Your task: Print out all the records, word for word.

Exercise material:

******************************

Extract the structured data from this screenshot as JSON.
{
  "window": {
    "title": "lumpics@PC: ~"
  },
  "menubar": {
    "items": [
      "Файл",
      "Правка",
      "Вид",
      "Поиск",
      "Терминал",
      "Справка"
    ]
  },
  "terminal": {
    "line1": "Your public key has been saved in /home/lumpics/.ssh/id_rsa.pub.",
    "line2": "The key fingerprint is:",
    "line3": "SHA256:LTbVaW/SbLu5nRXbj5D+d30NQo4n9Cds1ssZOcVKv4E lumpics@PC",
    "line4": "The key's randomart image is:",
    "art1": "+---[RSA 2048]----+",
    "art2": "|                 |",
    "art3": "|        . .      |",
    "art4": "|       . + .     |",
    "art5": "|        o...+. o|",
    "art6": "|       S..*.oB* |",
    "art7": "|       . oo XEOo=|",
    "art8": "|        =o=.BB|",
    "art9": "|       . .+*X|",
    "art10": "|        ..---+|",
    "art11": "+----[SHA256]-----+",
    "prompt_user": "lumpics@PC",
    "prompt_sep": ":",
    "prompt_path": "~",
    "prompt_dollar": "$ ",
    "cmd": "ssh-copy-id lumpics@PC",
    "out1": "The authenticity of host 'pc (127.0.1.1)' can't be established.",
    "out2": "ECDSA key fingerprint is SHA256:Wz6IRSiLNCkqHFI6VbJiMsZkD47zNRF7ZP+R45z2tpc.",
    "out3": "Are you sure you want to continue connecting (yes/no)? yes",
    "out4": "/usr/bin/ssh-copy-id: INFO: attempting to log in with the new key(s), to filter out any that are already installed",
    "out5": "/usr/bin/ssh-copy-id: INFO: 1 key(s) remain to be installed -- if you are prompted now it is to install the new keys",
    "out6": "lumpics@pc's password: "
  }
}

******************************

Your solution:
Extract the structured data from this screenshot as JSON.
{
  "window": {
    "title": "lumpics@PC: ~"
  },
  "menubar": {
    "items": [
      "Файл",
      "Правка",
      "Вид",
      "Поиск",
      "Терминал",
      "Справка"
    ]
  },
  "terminal": {
    "line1": "Your public key has been saved in /home/lumpics/.ssh/id_rsa.pub.",
    "line2": "The key fingerprint is:",
    "line3": "SHA256:LTbVaW/SbLu5nRXbj5D+d30NQo4n9Cds1ssZOcVKv4E lumpics@PC",
    "line4": "The key's randomart image is:",
    "art1": "+---[RSA 2048]----+",
    "art2": "|                 |",
    "art3": "|        . .      |",
    "art4": "|       . + .     |",
    "art5": "|        o...+. o|",
    "art6": "|       S..*.oB* |",
    "art7": "|       . oo XEOo=|",
    "art8": "|        =o=.BB|",
    "art9": "|       . .+*X|",
    "art10": "|        ..---+|",
    "art11": "+----[SHA256]-----+",
    "prompt_user": "lumpics@PC",
    "prompt_sep": ":",
    "prompt_path": "~",
    "prompt_dollar": "$ ",
    "cmd": "ssh-copy-id lumpics@PC",
    "out1": "The authenticity of host 'pc (127.0.1.1)' can't be established.",
    "out2": "ECDSA key fingerprint is SHA256:Wz6IRSiLNCkqHFI6VbJiMsZkD47zNRF7ZP+R45z2tpc.",
    "out3": "Are you sure you want to continue connecting (yes/no)? yes",
    "out4": "/usr/bin/ssh-copy-id: INFO: attempting to log in with the new key(s), to filter out any that are already installed",
    "out5": "/usr/bin/ssh-copy-id: INFO: 1 key(s) remain to be installed -- if you are prompted now it is to install the new keys",
    "out6": "lumpics@pc's password: "
  }
}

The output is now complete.